--- DIRECTIONS ---
Everything in the listing must be repeated word for word.

--- GIVEN ENTRIES ---
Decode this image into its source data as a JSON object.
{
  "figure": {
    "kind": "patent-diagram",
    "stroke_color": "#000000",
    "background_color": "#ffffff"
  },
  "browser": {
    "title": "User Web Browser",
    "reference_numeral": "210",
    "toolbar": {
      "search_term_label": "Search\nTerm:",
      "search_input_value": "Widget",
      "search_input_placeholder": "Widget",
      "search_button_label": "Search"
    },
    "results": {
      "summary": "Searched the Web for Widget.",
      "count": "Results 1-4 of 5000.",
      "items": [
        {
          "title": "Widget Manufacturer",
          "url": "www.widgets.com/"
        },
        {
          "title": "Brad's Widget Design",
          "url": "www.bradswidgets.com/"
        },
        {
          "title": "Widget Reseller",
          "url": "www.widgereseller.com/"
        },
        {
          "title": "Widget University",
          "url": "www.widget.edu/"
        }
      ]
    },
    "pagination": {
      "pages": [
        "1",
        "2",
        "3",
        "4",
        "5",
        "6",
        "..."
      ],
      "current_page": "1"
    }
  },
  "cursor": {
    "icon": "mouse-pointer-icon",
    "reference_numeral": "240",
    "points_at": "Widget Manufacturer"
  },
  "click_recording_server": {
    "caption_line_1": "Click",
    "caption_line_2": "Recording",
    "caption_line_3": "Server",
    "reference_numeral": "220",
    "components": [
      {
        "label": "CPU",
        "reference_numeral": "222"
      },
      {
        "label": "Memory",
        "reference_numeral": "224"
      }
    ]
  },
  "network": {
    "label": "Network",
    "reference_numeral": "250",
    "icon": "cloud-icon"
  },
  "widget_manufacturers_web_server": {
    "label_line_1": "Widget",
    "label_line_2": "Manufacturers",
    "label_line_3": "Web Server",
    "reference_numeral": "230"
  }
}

--- ANSWER TO THE EXERCISE ---
Decode this image into its source data as a JSON object.
{
  "figure": {
    "kind": "patent-diagram",
    "stroke_color": "#000000",
    "background_color": "#ffffff"
  },
  "browser": {
    "title": "User Web Browser",
    "reference_numeral": "210",
    "toolbar": {
      "search_term_label": "Search\nTerm:",
      "search_input_value": "Widget",
      "search_input_placeholder": "Widget",
      "search_button_label": "Search"
    },
    "results": {
      "summary": "Searched the Web for Widget.",
      "count": "Results 1-4 of 5000.",
      "items": [
        {
          "title": "Widget Manufacturer",
          "url": "www.widgets.com/"
        },
        {
          "title": "Brad's Widget Design",
          "url": "www.bradswidgets.com/"
        },
        {
          "title": "Widget Reseller",
          "url": "www.widgereseller.com/"
        },
        {
          "title": "Widget University",
          "url": "www.widget.edu/"
        }
      ]
    },
    "pagination": {
      "pages": [
        "1",
        "2",
        "3",
        "4",
        "5",
        "6",
        "..."
      ],
      "current_page": "1"
    }
  },
  "cursor": {
    "icon": "mouse-pointer-icon",
    "reference_numeral": "240",
    "points_at": "Widget Manufacturer"
  },
  "click_recording_server": {
    "caption_line_1": "Click",
    "caption_line_2": "Recording",
    "caption_line_3": "Server",
    "reference_numeral": "220",
    "components": [
      {
        "label": "CPU",
        "reference_numeral": "222"
      },
      {
        "label": "Memory",
        "reference_numeral": "224"
      }
    ]
  },
  "network": {
    "label": "Network",
    "reference_numeral": "250",
    "icon": "cloud-icon"
  },
  "widget_manufacturers_web_server": {
    "label_line_1": "Widget",
    "label_line_2": "Manufacturers",
    "label_line_3": "Web Server",
    "reference_numeral": "230"
  }
}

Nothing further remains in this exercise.